If you want to change the look of a car with the minimum of fuss, vinyl car wrap is the way to go. Once the car is covered in new skin, that’s not the end of the story: there are some basic pieces of car wrap maintenance that will keep it looking good for longer.
Over the few years, vinyl car wrapping has moved on from being a niche product into something that is common practice. Whether or not you view vinyl wrap as a feasible alternative to permanent paintwork it is certainly a quick and cost-effective way to emblazon a vehicle with marketing material or change the look of tired paintwork.
There is not a great deal of difference between caring for a car with traditional paint and one that has been wrapped in vinyl. The first few days after your car is wrapped are critical, so your newly wrapped vehicle will need a little extra care and attention for its first few washes until you get used to caring for its new covering.

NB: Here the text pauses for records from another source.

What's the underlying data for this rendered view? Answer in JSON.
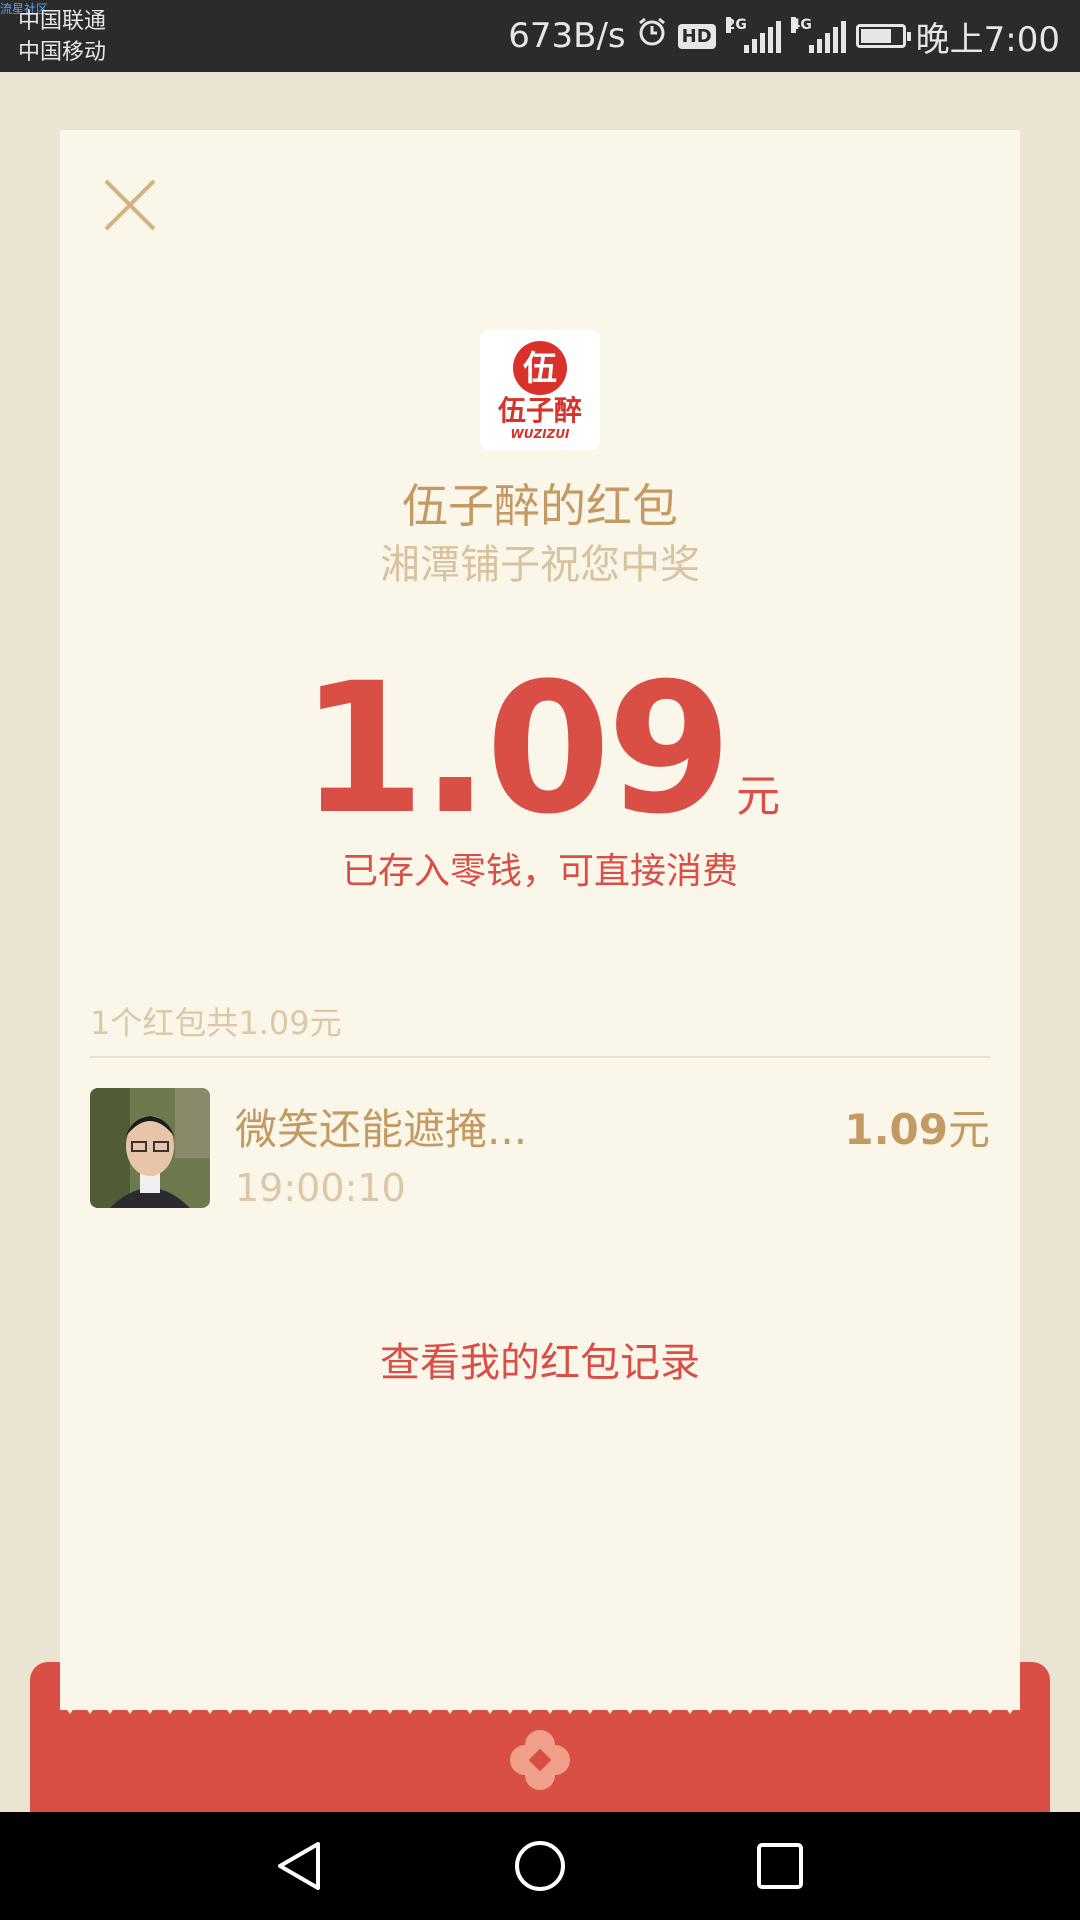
{
  "status_bar": {
    "watermark": "流星社区",
    "carrier1": "中国联通",
    "carrier2": "中国移动",
    "net_speed": "673B/s",
    "hd_label": "HD",
    "signal1_label": "2G",
    "signal2_label": "4G",
    "time": "晚上7:00",
    "battery_level": 0.75
  },
  "card": {
    "close_icon": "close-icon",
    "logo_text": "伍子醉",
    "logo_sub": "WUZIZUI",
    "sender_title": "伍子醉的红包",
    "wish": "湘潭铺子祝您中奖",
    "amount": "1.09",
    "amount_unit": "元",
    "saved_note": "已存入零钱，可直接消费",
    "summary": "1个红包共1.09元",
    "record": {
      "name": "微笑还能遮掩...",
      "time": "19:00:10",
      "amount": "1.09",
      "amount_unit": "元"
    },
    "history_link": "查看我的红包记录"
  },
  "colors": {
    "accent_red": "#d94f45",
    "gold": "#c49a63",
    "light_gold": "#dcc8a6",
    "card_bg": "#fbf6ea",
    "page_bg": "#ece4d3"
  }
}
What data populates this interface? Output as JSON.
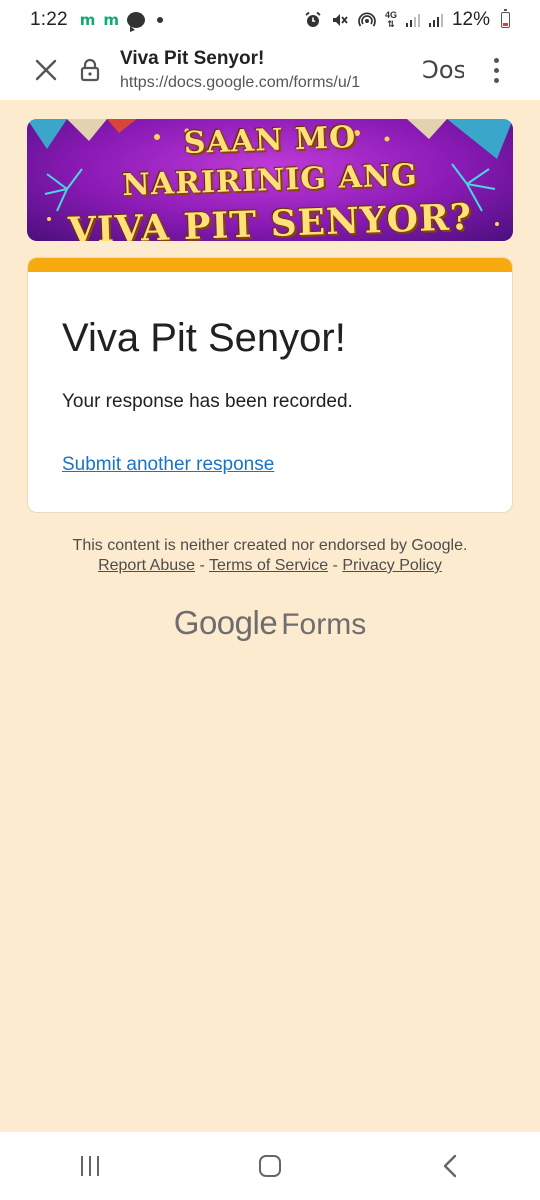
{
  "status_bar": {
    "time": "1:22",
    "notif_m1": "m",
    "notif_m2": "m",
    "network": "4G",
    "battery": "12%"
  },
  "browser": {
    "page_title": "Viva Pit Senyor!",
    "url": "https://docs.google.com/forms/u/1",
    "partial_action": "Ɔos"
  },
  "banner": {
    "line1": "SAAN MO",
    "line2": "NARIRINIG ANG",
    "line3": "VIVA PIT SENYOR?"
  },
  "form": {
    "title": "Viva Pit Senyor!",
    "confirmation": "Your response has been recorded.",
    "submit_another": "Submit another response"
  },
  "footer": {
    "disclaimer": "This content is neither created nor endorsed by Google.",
    "report_abuse": "Report Abuse",
    "sep1": " - ",
    "terms": "Terms of Service",
    "sep2": " - ",
    "privacy": "Privacy Policy",
    "brand_google": "Google",
    "brand_forms": "Forms"
  },
  "colors": {
    "accent": "#f6aa10",
    "page_bg": "#fdebd0",
    "link": "#1a73c8"
  }
}
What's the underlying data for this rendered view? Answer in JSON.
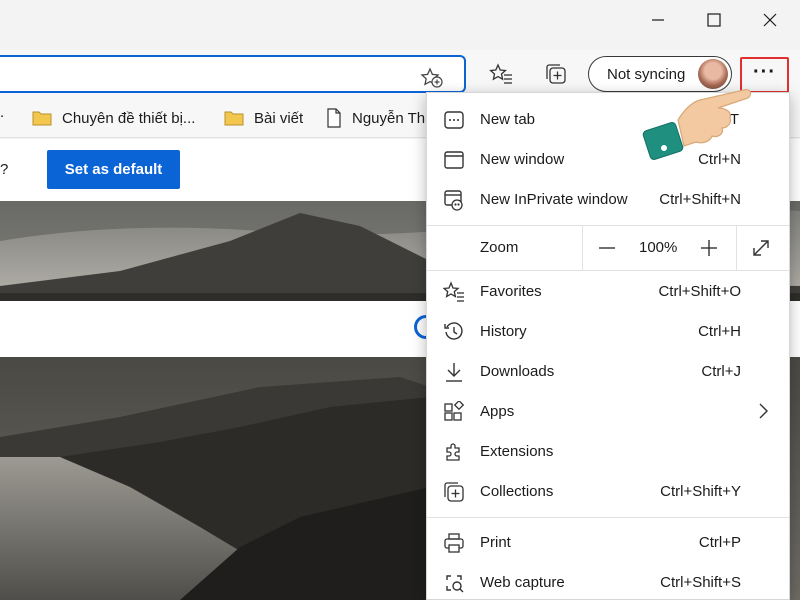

The first thing to remember is that vinyl wrap is softer than paintwork, so take care of it! Use vinyl wrap cleaning products suitable for use on car bodywork, and avoid anything abrasive. Going over the vehicle with a jet wash is a good starting point – just make sure it is not set to the highest pressure. Go over the entire vehicle to remove the worst of the soiling it has picked up. If there is stubborn, ingrained dirt then go over it several times in a circular motion with a soft sponge instead of scraping at it with something more solid.
Next, use a gentle pH neutral shampoo in warm water to cover the entire vehicle in suds. A microfibre washing mitt will make this process simple, or you can use a sponge. Just keep your eyes open for any pieces of grit, as if they are rubbed against the vinyl it can cause irreparable damage. Working from the roof down, carefully work on every panel in a methodical way. Once it is fully cleaned, use the jet wash to clear away any residue. A lower pressure is your friend here, as it leaves less water to dry off. Finally, go over the entire vehicle with a dedicated drying towel to remove any traces of water and reduce the risk of watermarks appearing on the finish. The way you go about this is up to you – some prefer to pat dry, others to drag and rub a folded towel over the bodywork.
There are many vinyl wrap care products on the market: here is what you should be looking out for.
You don’t need to apply wax to vinyl, but if you do so (for example if you have a partially-wrapped car) then check that the products you use do not contain petroleum distillates or solvents to avoid melting the plastic.
The use of clay should be avoided as it can cause scuffing which cannot be repaired without replacing the whole vinyl wrap. If contamination cannot be removed by your normal cleaning regime then a fine grade clay cloth may help, but add a generous amount of lubrication and increase the dilution car shampoo to reduce the risk.
If in doubt, speak to the experts here at Wrap UK for advice on how to protect and care for your newly vinyl-wrapped vehicle. We are always happy to help!CONTACT US